Do you suffer from G.A.S. — as in Gear Acquisition Syndrome? Many photographers struggle from this; I know I certainly do. I was never that much of a hoarder until I got into photography, but suddenly I have stuff everywhere — as I discovered on a recent tidy up of what turned out to be so much gear. SO … when was the last time you did a stocktake?

Is it an addiction? Do you feel your fingers twitching over the checkout button online? Do you catch yourself looking at all the pretty new tech and think OH … I could do so much if I just had that [insert gear piece here] … time to come clean, and then figure out WHAT to do with it all!

Camera bodies

I won’t even count the digital Instamatics point and shoot I’ve had, and there was a few of those. But I had a Nikon D5300, then the D7100 and D750. Then the Sony a7 II and a7R III (my current workhorse). My husband also has a Nikon Z 6.

I could sell the older Nikons, but I worry about needing a backup if a camera dies. Or a myriad of other reasons I keep telling myself.

Photo by Harry Cunningham on Unsplash


I thought camera bodies was bad enough, so what about lenses? I seriously need to cull. I had several lenses for crop sensor Nikons —  zoom, primes, wide angle and macro. Thankfully, the 50mm prime and 90mm macro suited the full-frame Nikons so they still get used, but we have two 16-85mm, 18-200mm, 18-300mm, 35mm and a great Sigma wide angle.

Then both Hubby and I switched to full-frame, but different brands so we have doubled up on pretty much everything again. I have also replaced basic kit lenses with far better quality glass, but still keep the kit lenses … why?

Photo by ShareGrid on Unsplash


If you have been into photography long enough I am sure you probably have an assortment of camera bags, too. I have my mini day bag, travel bag and the big Pelican overseas travel case (still yet to actually use that).

Then I have the Nikon bag (with all my Nikon stuff) and the Sony bag (which obviously has my Sony body and lenses). Then there is a box in the cupboard with a raft of other lenses, a lens ball, filters and more that get moved from bag to bag as we need them.

Hubby keeps getting bigger bags to carry more stuff (which means they are heavy), while I am trying to go smaller. We have at least five bags on-the-go between us at the moment.

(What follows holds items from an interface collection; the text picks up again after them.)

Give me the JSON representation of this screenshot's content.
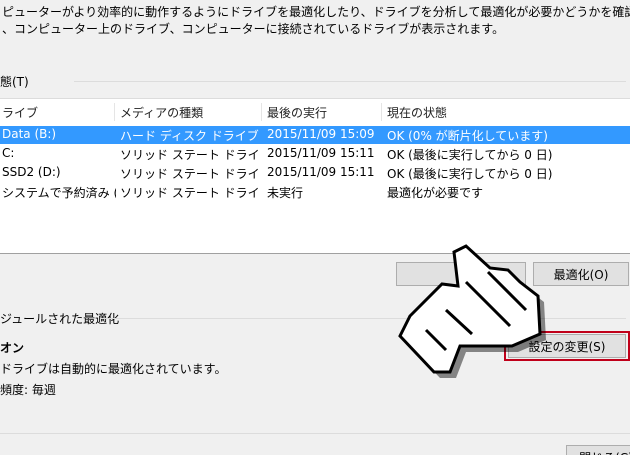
{
  "description": {
    "line1": "ピューターがより効率的に動作するようにドライブを最適化したり、ドライブを分析して最適化が必要かどうかを確認したりできます。ここ",
    "line2": "、コンピューター上のドライブ、コンピューターに接続されているドライブが表示されます。"
  },
  "status_section": {
    "label": "態(T)"
  },
  "drive_table": {
    "headers": [
      "ライブ",
      "メディアの種類",
      "最後の実行",
      "現在の状態"
    ],
    "rows": [
      {
        "drive": "Data (B:)",
        "media": "ハード ディスク ドライブ",
        "last_run": "2015/11/09 15:09",
        "status": "OK (0% が断片化しています)",
        "selected": true
      },
      {
        "drive": "C:",
        "media": "ソリッド ステート ドライブ",
        "last_run": "2015/11/09 15:11",
        "status": "OK (最後に実行してから 0 日)",
        "selected": false
      },
      {
        "drive": "SSD2 (D:)",
        "media": "ソリッド ステート ドライブ",
        "last_run": "2015/11/09 15:11",
        "status": "OK (最後に実行してから 0 日)",
        "selected": false
      },
      {
        "drive": "システムで予約済み (...",
        "media": "ソリッド ステート ドライブ",
        "last_run": "未実行",
        "status": "最適化が必要です",
        "selected": false
      }
    ]
  },
  "buttons": {
    "analyze": "",
    "optimize": "最適化(O)",
    "change_settings": "設定の変更(S)",
    "close": "閉じる(C)"
  },
  "scheduled": {
    "label": "ジュールされた最適化",
    "state": "オン",
    "info": "ドライブは自動的に最適化されています。",
    "frequency": "頻度: 毎週"
  },
  "colors": {
    "selection": "#3399ff",
    "highlight_border": "#c0001a"
  },
  "overlay_icon": "pointing-hand-cursor-icon"
}
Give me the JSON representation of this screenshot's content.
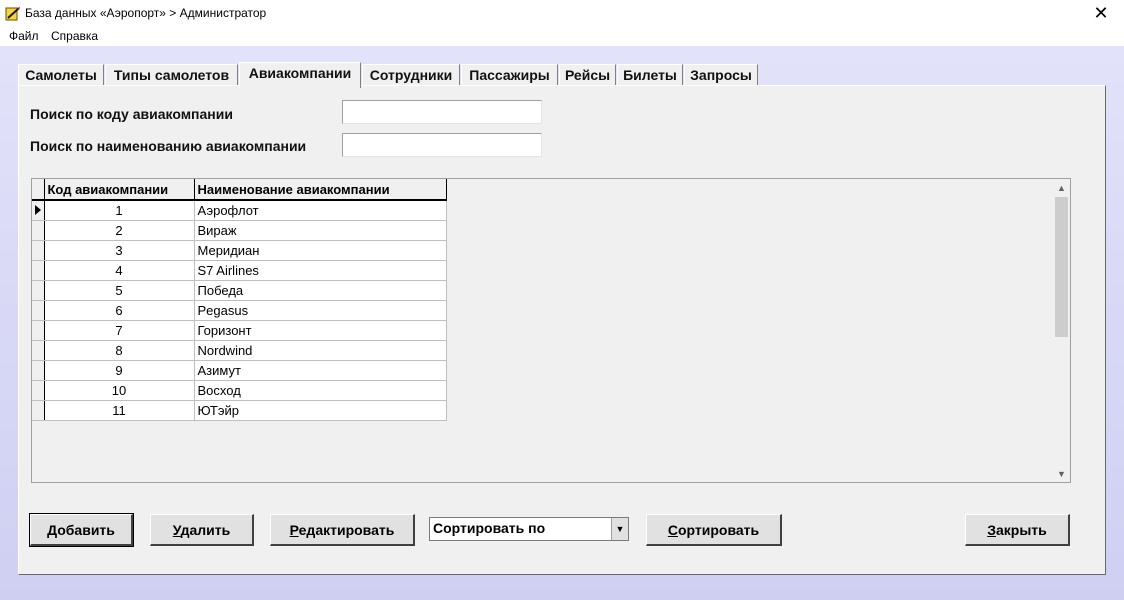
{
  "window": {
    "title": "База данных «Аэропорт» > Администратор",
    "close_glyph": "✕"
  },
  "menu": [
    "Файл",
    "Справка"
  ],
  "tabs": [
    "Самолеты",
    "Типы самолетов",
    "Авиакомпании",
    "Сотрудники",
    "Пассажиры",
    "Рейсы",
    "Билеты",
    "Запросы"
  ],
  "active_tab": "Авиакомпании",
  "search": {
    "by_code_label": "Поиск по коду авиакомпании",
    "by_code_value": "",
    "by_name_label": "Поиск по наименованию авиакомпании",
    "by_name_value": ""
  },
  "grid": {
    "columns": [
      "Код авиакомпании",
      "Наименование авиакомпании"
    ],
    "rows": [
      [
        "1",
        "Аэрофлот"
      ],
      [
        "2",
        "Вираж"
      ],
      [
        "3",
        "Меридиан"
      ],
      [
        "4",
        "S7 Airlines"
      ],
      [
        "5",
        "Победа"
      ],
      [
        "6",
        "Pegasus"
      ],
      [
        "7",
        "Горизонт"
      ],
      [
        "8",
        "Nordwind"
      ],
      [
        "9",
        "Азимут"
      ],
      [
        "10",
        "Восход"
      ],
      [
        "11",
        "ЮТэйр"
      ]
    ],
    "current_row": 0
  },
  "buttons": {
    "add": {
      "hot": "Д",
      "rest": "обавить"
    },
    "delete": {
      "hot": "У",
      "rest": "далить"
    },
    "edit": {
      "hot": "Р",
      "rest": "едактировать"
    },
    "sort": {
      "hot": "С",
      "rest": "ортировать"
    },
    "close": {
      "hot": "З",
      "rest": "акрыть"
    }
  },
  "sort_select": {
    "value": "Сортировать по"
  },
  "colors": {
    "desktop": "#d8d8f6",
    "panel": "#f0f0f0",
    "button": "#e1e1e1"
  }
}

Another area for concern, the problem is I use them ALL. The studio tripod, the travel tripod and the tripod I have my macro rail on permanently. Then there is the old tripod, perfect for my mobile phone for shooting video. Then there is the gimbal and Mini Gorilla tripod. They all have a use and I can’t seem to part with any of them.

And I’m not even mentioning thing like lights, flashes, triggers and filters. I must admit I use all that I have when it comes to miscellaneous accessories. At least … I think I do.


There is the original Olympus OM-1, which I bought second hand as a teenager when I first got into photography (a million years ago, or so it seems). Then I added the Kodak Brownie and now a Canon AE-1 film camera belonging to my mother.

We actually have a shelf for old technology … I won’t even tell you what else is hidden in there! I really would like to add a few others too, and I don’t even shoot with them … so why do I do it?

So what’s the solution?

Is there a solution? I actually feel a bit of survivor guilt or is that collectors guilt each time I acquire a new piece of tech. I tell myself I will sell the old stuff, but never do. Sound familiar?

The problem is we spend a small (and sometimes large) fortune on this gear and by the time we go to sell it, it’s only worth a fraction of what we paid for. Some people tell you to rent instead of buy. But it’s all so pretty, right? Rent and then fall in love and then buy doesn’t solve the problem either, does it? Are we too sentimental with our camera gear?

Maybe I should tell myself to “Harden up Princess” and sell it all for the best price I can get and put THAT toward the next bit of tech? Maybe if I keep it long enough, it too will become a collectible.

Is Darren Miles right? Is the most valuable piece of tech between your ears and everything else is just the addiction talking?

So tell me, please … how much is too much and what do you do with all your camera gear?